But how do we know it actually does work if we’re focused on will it work? How do we know that we’re building the thing correctly? The answer is automated tests.

Automated tests, written by programmers, alongside testers, during the engineering process validate the software does what it’s meant to do correctly. Behavior driven approaches assist to translate acceptance criteria directly into automated tests.

So, how can a tester be involved to make sure a team is building the correct thing?

  • get involved in writing the acceptance criteria for every story;
  • ensure a kick off for each story happens so the programmer(s) understand(s) what is expected and any edge cases or queries are discussed;
  • work with the programmer(s) to automate tests based upon the acceptance criteria;
  • ensure a handover/walk-through happens as soon as a story is finished in development to ensure that all the acceptance criteria are met and tests have been written;
  • showcase the finished product every iteration to the business.

You’ll soon find you can provide much greater value as a tester determining whether something will work and then working alongside the development team to ensure it works as it is developed.

You probably don’t need a specification framework

I think plain language specification frameworks like SpecFlow and Cucumber are great, but have a lot of overhead and are way overused.

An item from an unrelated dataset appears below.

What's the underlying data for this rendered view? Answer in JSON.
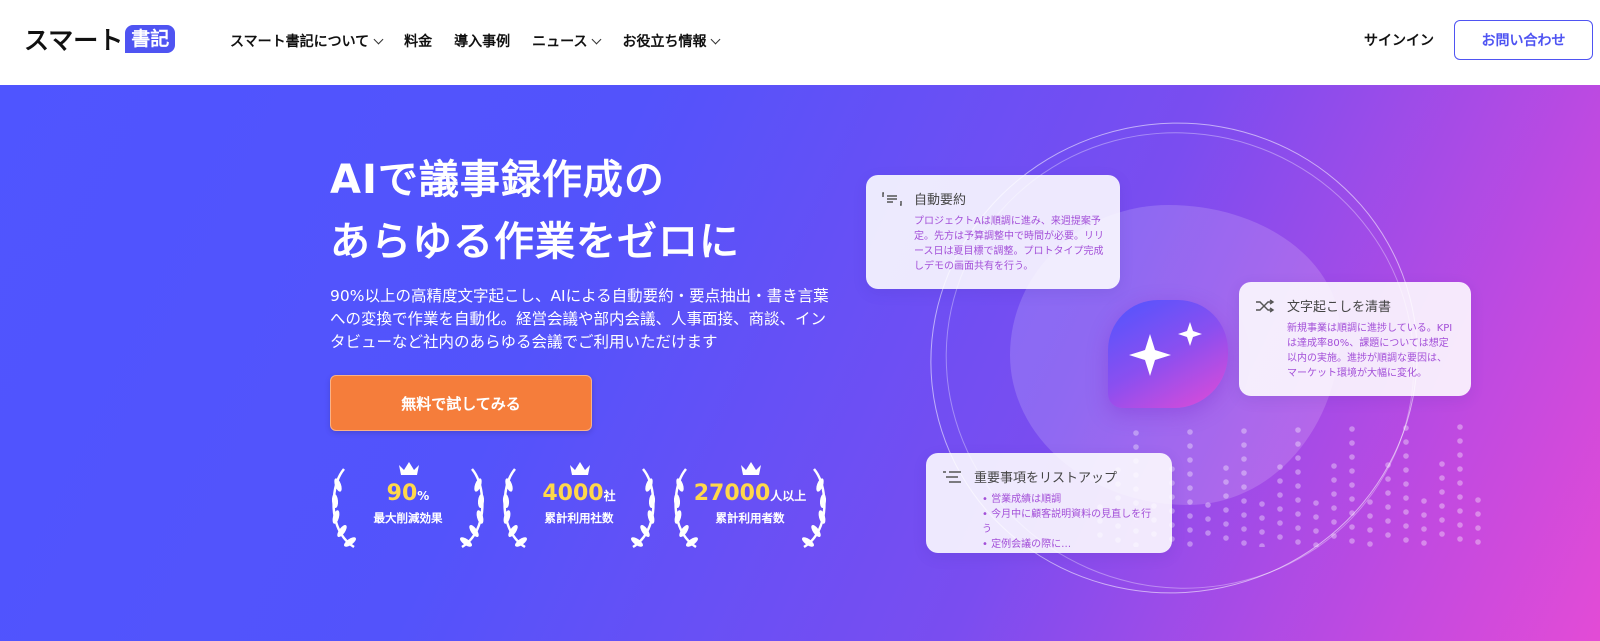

If you don’t have non-technical folk collaborating with you on your specifications, try writing plain automated tests instead. This means using plain NUnit/MSTest over SpecFlow in C# or minitest over Cucumber in Ruby. You’ll avoid the overhead of maintaining a plain language specification framework and be able to focus on developing a great set of tests instead.

It’s easier than you think to add a plain language specification layer to a set of well structured plain tests. So only add the specification layer when you need it, because chances are you ain’t gonna.

Take control of your own career

During my career, I’ve come across numerous testing colleagues with no experience in automated testing who say things like “I’d love to do automated testing”. They expect to be put into an automated testing role so they can learn automated testing.

I don’t think it should work like that. Your employer shouldn’t be solely responsible for you enhancing your skills and progressing your career.

And, the thing is, it’s never been easier to pick up some new technical skills.

If you want to learn programming start by learning something like Ruby. If you want to learn about automated web testing learn Watir. If you want to learn about behavior driven development tools learn Cucumber.

I taught myself Ruby. I taught myself Watir. I taught myself C#, Python, Selenium, Cucumber and Jenkins. The list goes on.

The barrier to entry has never been lower. Try codeacademy, try ruby koans, download the free watir book, buy Cheezy’s cheap eBook about Watir & Cucumber.

So, instead of watching television or going out for drinks, spend your nights and weekends learning some new skills and taking control of your career instead of expecting your employer to hand it to you on a plate.

You’ll then be able to say “I’m learning all about Watir at the moment and I would love to apply that on a project” instead of “I’d love to do automated testing”.